The Berenberg Bank was founded in Hamburg in 1590 by brothers Hans and Paul Berenberg, who came from a Flemish family of cloth merchants.
The institution quickly specialised in merchant banking, and to this day maintains a core focus on the investment side of financing activities.
It also remains part-owned by the Berenberg and Gossler families – with Johann Hinrich Gossler having been brought in as a new partner for the bank in 1769.
In 1788, another new partner was acquired in the form of Hamburg banker Ludwig Erdwin Seyler, who was instrumental establishing overseas trade relations for the bank in the newly independent US, as well as in East Asia.
Strong ties to US trade and finance helped the bank to achieve strong growth during the 19th century, and it became influential in financing the industrialisation and modernisation of its home city Hamburg.

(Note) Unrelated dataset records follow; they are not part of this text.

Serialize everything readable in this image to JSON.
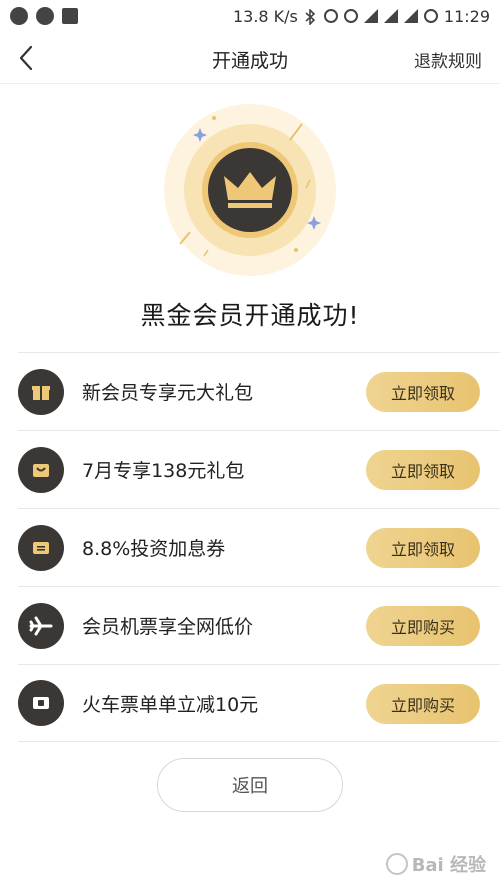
{
  "status_bar": {
    "speed": "13.8 K/s",
    "time": "11:29"
  },
  "nav": {
    "title": "开通成功",
    "right_link": "退款规则"
  },
  "headline": "黑金会员开通成功!",
  "benefits": [
    {
      "label": "新会员专享元大礼包",
      "button": "立即领取",
      "icon": "gift-icon"
    },
    {
      "label": "7月专享138元礼包",
      "button": "立即领取",
      "icon": "package-icon"
    },
    {
      "label": "8.8%投资加息券",
      "button": "立即领取",
      "icon": "coupon-icon"
    },
    {
      "label": "会员机票享全网低价",
      "button": "立即购买",
      "icon": "airplane-icon"
    },
    {
      "label": "火车票单单立减10元",
      "button": "立即购买",
      "icon": "train-ticket-icon"
    }
  ],
  "back_button": "返回",
  "watermark": "Bai 经验",
  "colors": {
    "gold": "#e7c36f",
    "dark_icon": "#3a3734"
  }
}
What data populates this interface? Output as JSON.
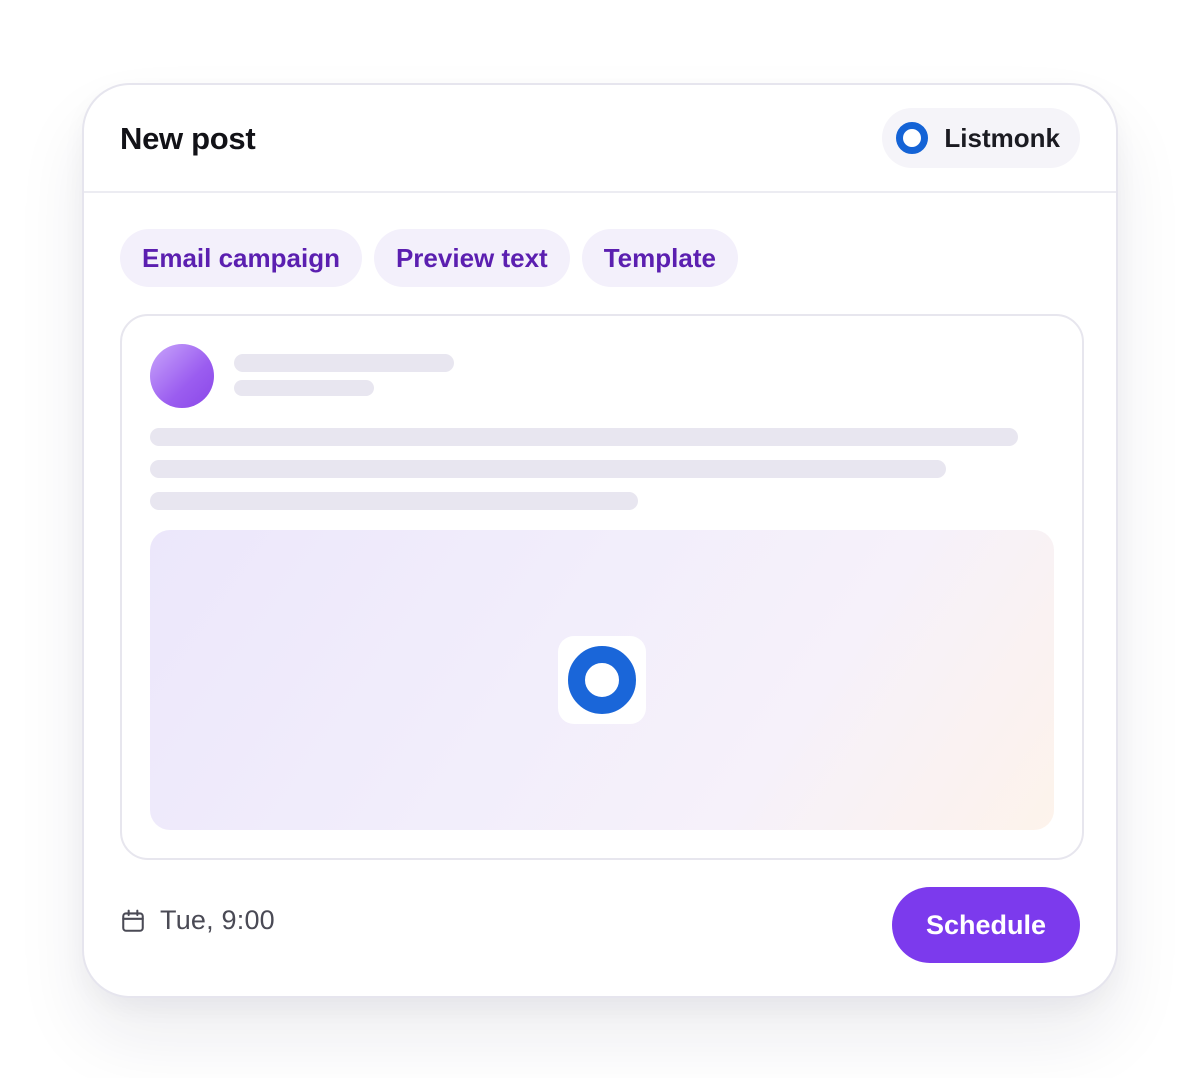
{
  "header": {
    "title": "New post",
    "account": {
      "label": "Listmonk",
      "icon": "listmonk-ring-icon",
      "color": "#1463d6"
    }
  },
  "chips": [
    {
      "label": "Email campaign"
    },
    {
      "label": "Preview text"
    },
    {
      "label": "Template"
    }
  ],
  "preview": {
    "media_icon": "listmonk-ring-icon"
  },
  "footer": {
    "calendar_icon": "calendar-icon",
    "time": "Tue, 9:00",
    "schedule_label": "Schedule"
  },
  "colors": {
    "accent": "#7c3aed",
    "chip_text": "#5b1fb0",
    "chip_bg": "#f3f0fb",
    "skeleton": "#e8e6f0"
  }
}
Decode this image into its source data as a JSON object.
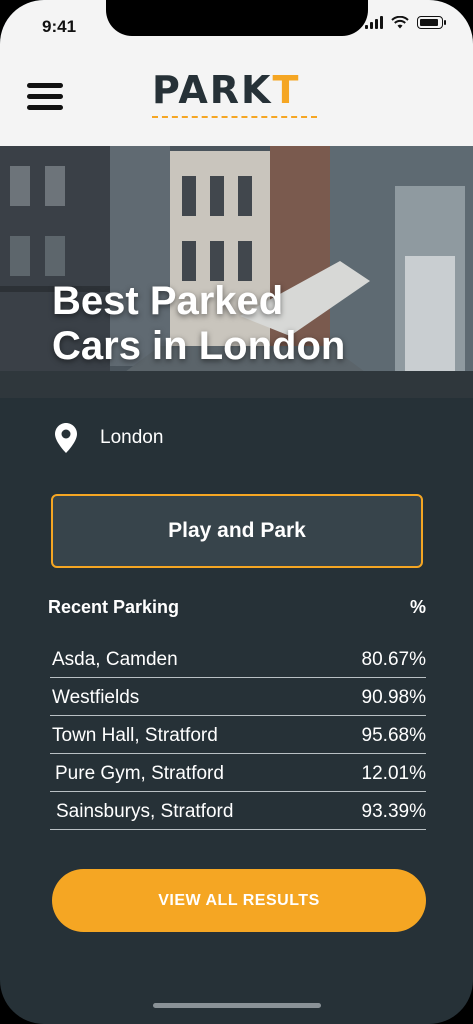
{
  "status_bar": {
    "time": "9:41"
  },
  "header": {
    "logo_main": "PARK",
    "logo_accent": "T"
  },
  "hero": {
    "title_line1": "Best Parked",
    "title_line2": "Cars in London"
  },
  "location": {
    "label": "London"
  },
  "play_button": {
    "label": "Play and Park"
  },
  "parking_table": {
    "heading": "Recent Parking",
    "percent_header": "%",
    "rows": [
      {
        "name": "Asda, Camden",
        "percent": "80.67%"
      },
      {
        "name": "Westfields",
        "percent": "90.98%"
      },
      {
        "name": "Town Hall, Stratford",
        "percent": "95.68%"
      },
      {
        "name": "Pure Gym, Stratford",
        "percent": "12.01%"
      },
      {
        "name": "Sainsburys, Stratford",
        "percent": "93.39%"
      }
    ]
  },
  "view_all": {
    "label": "VIEW ALL RESULTS"
  },
  "colors": {
    "accent": "#f5a623",
    "background": "#263137",
    "header_bg": "#f4f4f4",
    "button_bg": "#37444b"
  },
  "icons": [
    "menu-icon",
    "location-pin-icon",
    "signal-icon",
    "wifi-icon",
    "battery-icon"
  ]
}
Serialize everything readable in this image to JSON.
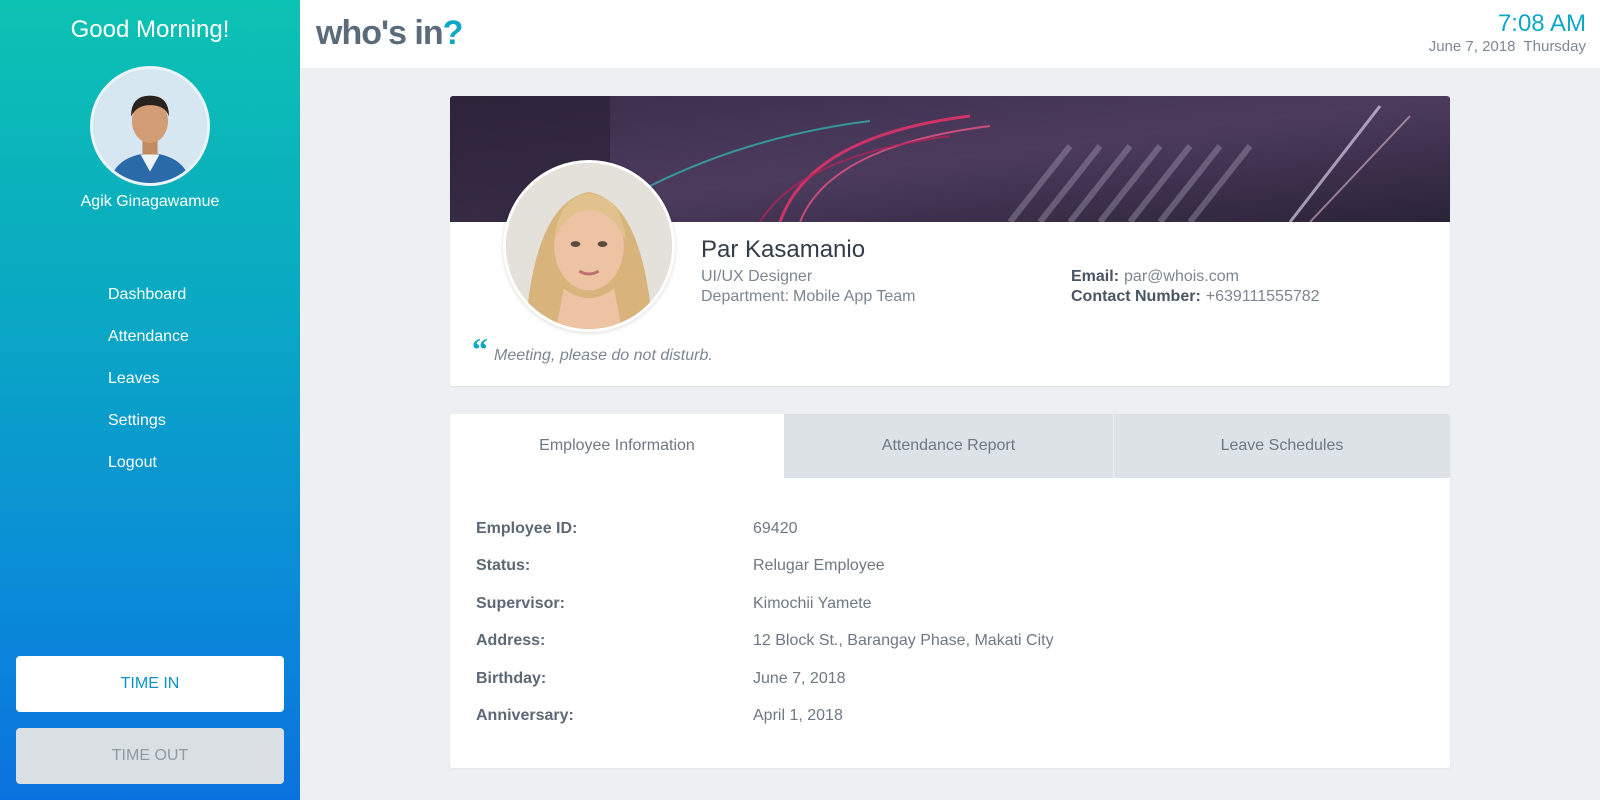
{
  "sidebar": {
    "greeting": "Good Morning!",
    "user_name": "Agik Ginagawamue",
    "nav": [
      "Dashboard",
      "Attendance",
      "Leaves",
      "Settings",
      "Logout"
    ],
    "time_in_label": "TIME IN",
    "time_out_label": "TIME OUT"
  },
  "header": {
    "logo_text": "who's in",
    "logo_mark": "?",
    "time": "7:08 AM",
    "date": "June 7, 2018",
    "day": "Thursday"
  },
  "profile": {
    "name": "Par Kasamanio",
    "title": "UI/UX Designer",
    "department_label": "Department:",
    "department": "Mobile App Team",
    "email_label": "Email:",
    "email": "par@whois.com",
    "contact_label": "Contact Number:",
    "contact": "+639111555782",
    "status_quote": "Meeting, please do not disturb."
  },
  "tabs": [
    "Employee Information",
    "Attendance Report",
    "Leave Schedules"
  ],
  "employee_info": [
    {
      "label": "Employee ID:",
      "value": "69420"
    },
    {
      "label": "Status:",
      "value": "Relugar Employee"
    },
    {
      "label": "Supervisor:",
      "value": "Kimochii Yamete"
    },
    {
      "label": "Address:",
      "value": "12 Block St., Barangay Phase, Makati City"
    },
    {
      "label": "Birthday:",
      "value": "June 7, 2018"
    },
    {
      "label": "Anniversary:",
      "value": "April 1, 2018"
    }
  ],
  "colors": {
    "accent": "#0ea8c6",
    "sidebar_top": "#0cc2b2",
    "sidebar_bottom": "#0a72de"
  }
}
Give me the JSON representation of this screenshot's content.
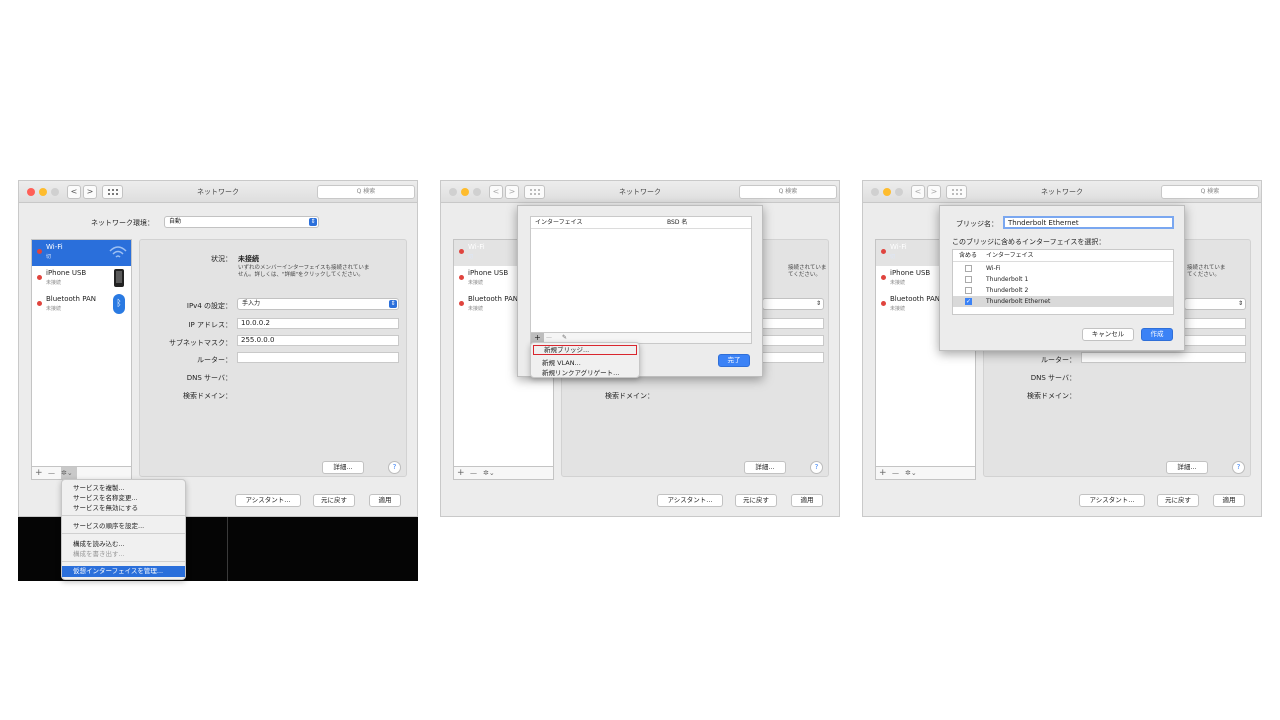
{
  "common": {
    "window_title": "ネットワーク",
    "search_placeholder": "Q 検索",
    "nav_back": "<",
    "nav_forward": ">"
  },
  "sidebar": {
    "services": [
      {
        "name": "Wi-Fi",
        "status": "切"
      },
      {
        "name": "iPhone USB",
        "status": "未接続"
      },
      {
        "name": "Bluetooth PAN",
        "status": "未接続"
      }
    ],
    "add": "+",
    "remove": "—",
    "gear": "✲⌄"
  },
  "panel1": {
    "location_label": "ネットワーク環境：",
    "location_value": "自動",
    "status_label": "状況：",
    "status_value": "未接続",
    "status_desc_1": "いずれのメンバーインターフェイスも接続されていま",
    "status_desc_2": "せん。詳しくは、\"詳細\"をクリックしてください。",
    "ipv4_label": "IPv4 の設定：",
    "ipv4_value": "手入力",
    "ip_label": "IP アドレス：",
    "ip_value": "10.0.0.2",
    "subnet_label": "サブネットマスク：",
    "subnet_value": "255.0.0.0",
    "router_label": "ルーター：",
    "dns_label": "DNS サーバ：",
    "search_domain_label": "検索ドメイン：",
    "advanced": "詳細...",
    "help": "?",
    "assistant": "アシスタント...",
    "revert": "元に戻す",
    "apply": "適用",
    "gear_menu": [
      {
        "label": "サービスを複製...",
        "state": "normal"
      },
      {
        "label": "サービスを名称変更...",
        "state": "normal"
      },
      {
        "label": "サービスを無効にする",
        "state": "normal"
      },
      {
        "label": "サービスの順序を設定...",
        "state": "normal"
      },
      {
        "label": "構成を読み込む...",
        "state": "normal"
      },
      {
        "label": "構成を書き出す...",
        "state": "disabled"
      },
      {
        "label": "仮想インターフェイスを管理...",
        "state": "highlighted"
      }
    ]
  },
  "panel2": {
    "col_interface": "インターフェイス",
    "col_bsd": "BSD 名",
    "toolbar_add": "+",
    "toolbar_remove": "—",
    "toolbar_edit": "✎",
    "done": "完了",
    "add_menu": [
      {
        "label": "新規ブリッジ...",
        "state": "selected"
      },
      {
        "label": "新規 VLAN...",
        "state": "normal"
      },
      {
        "label": "新規リンクアグリゲート...",
        "state": "normal"
      }
    ],
    "status_desc_1": "接続されていま",
    "status_desc_2": "てください。",
    "search_domain_label": "検索ドメイン：",
    "advanced": "詳細...",
    "help": "?",
    "assistant": "アシスタント...",
    "revert": "元に戻す",
    "apply": "適用"
  },
  "panel3": {
    "bridge_name_label": "ブリッジ名：",
    "bridge_name_value": "Thnderbolt Ethernet",
    "select_label": "このブリッジに含めるインターフェイスを選択：",
    "col_include": "含める",
    "col_interface": "インターフェイス",
    "interfaces": [
      {
        "name": "Wi-Fi",
        "checked": false
      },
      {
        "name": "Thunderbolt 1",
        "checked": false
      },
      {
        "name": "Thunderbolt 2",
        "checked": false
      },
      {
        "name": "Thunderbolt Ethernet",
        "checked": true
      }
    ],
    "check_mark": "✓",
    "cancel": "キャンセル",
    "create": "作成",
    "status_desc_1": "接続されていま",
    "status_desc_2": "てください。",
    "router_label": "ルーター：",
    "dns_label": "DNS サーバ：",
    "search_domain_label": "検索ドメイン：",
    "advanced": "詳細...",
    "help": "?",
    "assistant": "アシスタント...",
    "revert": "元に戻す",
    "apply": "適用"
  },
  "colors": {
    "accent": "#2a6fdb",
    "close": "#ff5f57",
    "minimize": "#febc2e",
    "status_red": "#e0443e"
  }
}
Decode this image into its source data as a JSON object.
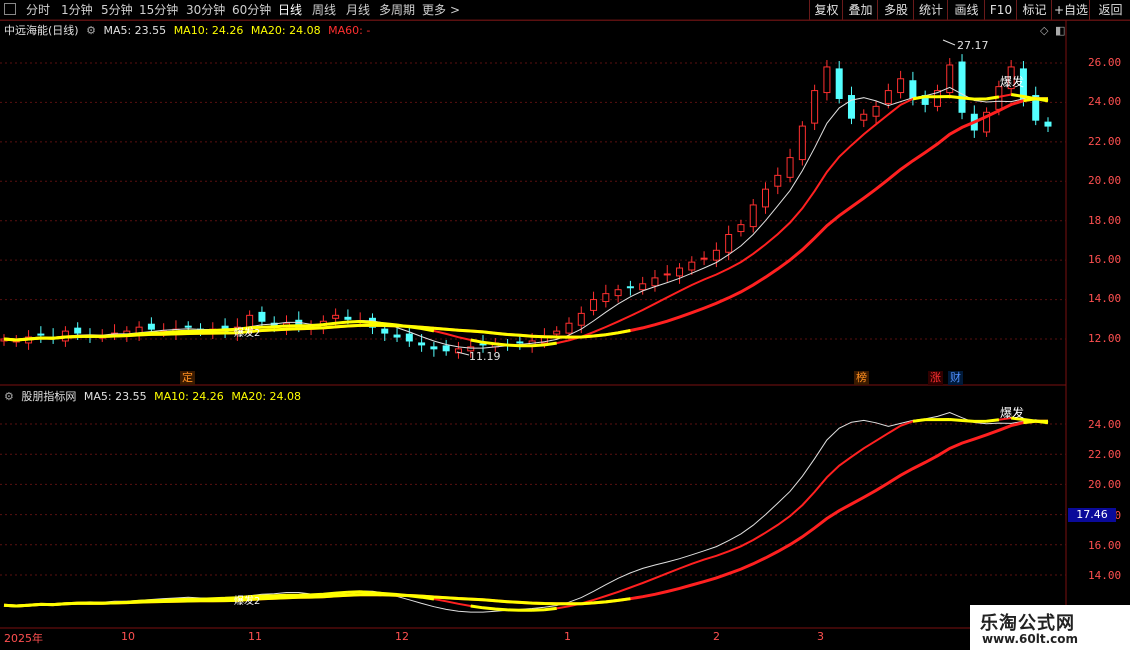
{
  "toolbar": {
    "timeframes": [
      "分时",
      "1分钟",
      "5分钟",
      "15分钟",
      "30分钟",
      "60分钟",
      "日线",
      "周线",
      "月线",
      "多周期",
      "更多"
    ],
    "active_timeframe": "日线",
    "more_arrow": ">",
    "buttons": [
      "复权",
      "叠加",
      "多股",
      "统计",
      "画线",
      "F10",
      "标记",
      "+自选",
      "返回"
    ]
  },
  "main_panel": {
    "stock_name": "中远海能(日线)",
    "ma5_label": "MA5: 23.55",
    "ma10_label": "MA10: 24.26",
    "ma20_label": "MA20: 24.08",
    "ma60_label": "MA60: -",
    "high_annotation": "27.17",
    "low_annotation": "11.19",
    "signal_text": "爆发",
    "signal_text_2": "爆发2",
    "price_axis": [
      "26.00",
      "24.00",
      "22.00",
      "20.00",
      "18.00",
      "16.00",
      "14.00",
      "12.00"
    ],
    "markers": [
      "定",
      "榜",
      "涨",
      "财"
    ]
  },
  "indicator_panel": {
    "title": "股朋指标网",
    "ma5_label": "MA5: 23.55",
    "ma10_label": "MA10: 24.26",
    "ma20_label": "MA20: 24.08",
    "signal_text": "爆发",
    "signal_text_2": "爆发2",
    "price_axis": [
      "24.00",
      "22.00",
      "20.00",
      "18.00",
      "16.00",
      "14.00"
    ],
    "current_price": "17.46"
  },
  "date_axis": [
    "2025年",
    "10",
    "11",
    "12",
    "1",
    "2",
    "3"
  ],
  "watermark": {
    "name": "乐淘公式网",
    "url": "www.60lt.com"
  },
  "colors": {
    "up": "#ff3030",
    "down": "#54ffff",
    "ma_red": "#ff2020",
    "ma_yellow": "#ffff00",
    "ma_white": "#e0e0e0",
    "axis": "#ff5050"
  },
  "chart_data": {
    "type": "candlestick",
    "close_series_approx": [
      12.0,
      11.9,
      12.1,
      12.2,
      12.0,
      12.4,
      12.3,
      12.2,
      12.1,
      12.3,
      12.4,
      12.6,
      12.5,
      12.4,
      12.5,
      12.6,
      12.4,
      12.5,
      12.4,
      12.6,
      13.2,
      12.9,
      12.7,
      12.8,
      12.6,
      12.7,
      12.9,
      13.2,
      13.0,
      12.9,
      12.6,
      12.3,
      12.1,
      11.9,
      11.7,
      11.5,
      11.4,
      11.5,
      11.6,
      11.7,
      11.8,
      11.7,
      11.8,
      11.9,
      12.1,
      12.4,
      12.8,
      13.3,
      14.0,
      14.3,
      14.5,
      14.6,
      14.8,
      15.1,
      15.3,
      15.6,
      15.9,
      16.1,
      16.5,
      17.3,
      17.8,
      18.8,
      19.6,
      20.3,
      21.2,
      22.8,
      24.6,
      25.8,
      24.2,
      23.2,
      23.4,
      23.8,
      24.6,
      25.2,
      24.2,
      23.9,
      24.6,
      25.9,
      23.5,
      22.6,
      23.5,
      24.8,
      25.8,
      24.2,
      23.1,
      22.8
    ],
    "ma5_last": 23.55,
    "ma10_last": 24.26,
    "ma20_last": 24.08,
    "high": 27.17,
    "low": 11.19
  }
}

The Berenberg Bank largely focuses its operations on catering for wealthy individuals and companies, with key areas of activity being in private banking, investment banking, asset management and corporate banking.
Today, it has offices around the world, including the financial powerhouses of London, Zurich, Frankfurt and New York.
To mark its 400th anniversary in 1990, the bank established a philanthropic foundation – Berenberg Bank Stiftung – which supports cultural and scientific initiatives and is a notable donor to the Christian Democratic Union of Germany (CDU) political party.
So which is the oldest bank in the world?
The argument over which is the oldest bank in the world comes down to definition.
Monte dei Paschi di Siena certainly has the longest history – and is often cited as bearing this honour – but some would argue that it was a pawn shop during its first 150 years.
It didn’t achieve full bank status until 34 years after Berenberg.
While the German institution calls itself the world’s oldest surviving merchant bank, it’s commonly regarded as number two to the Italian contender when it comes to black-and-white history.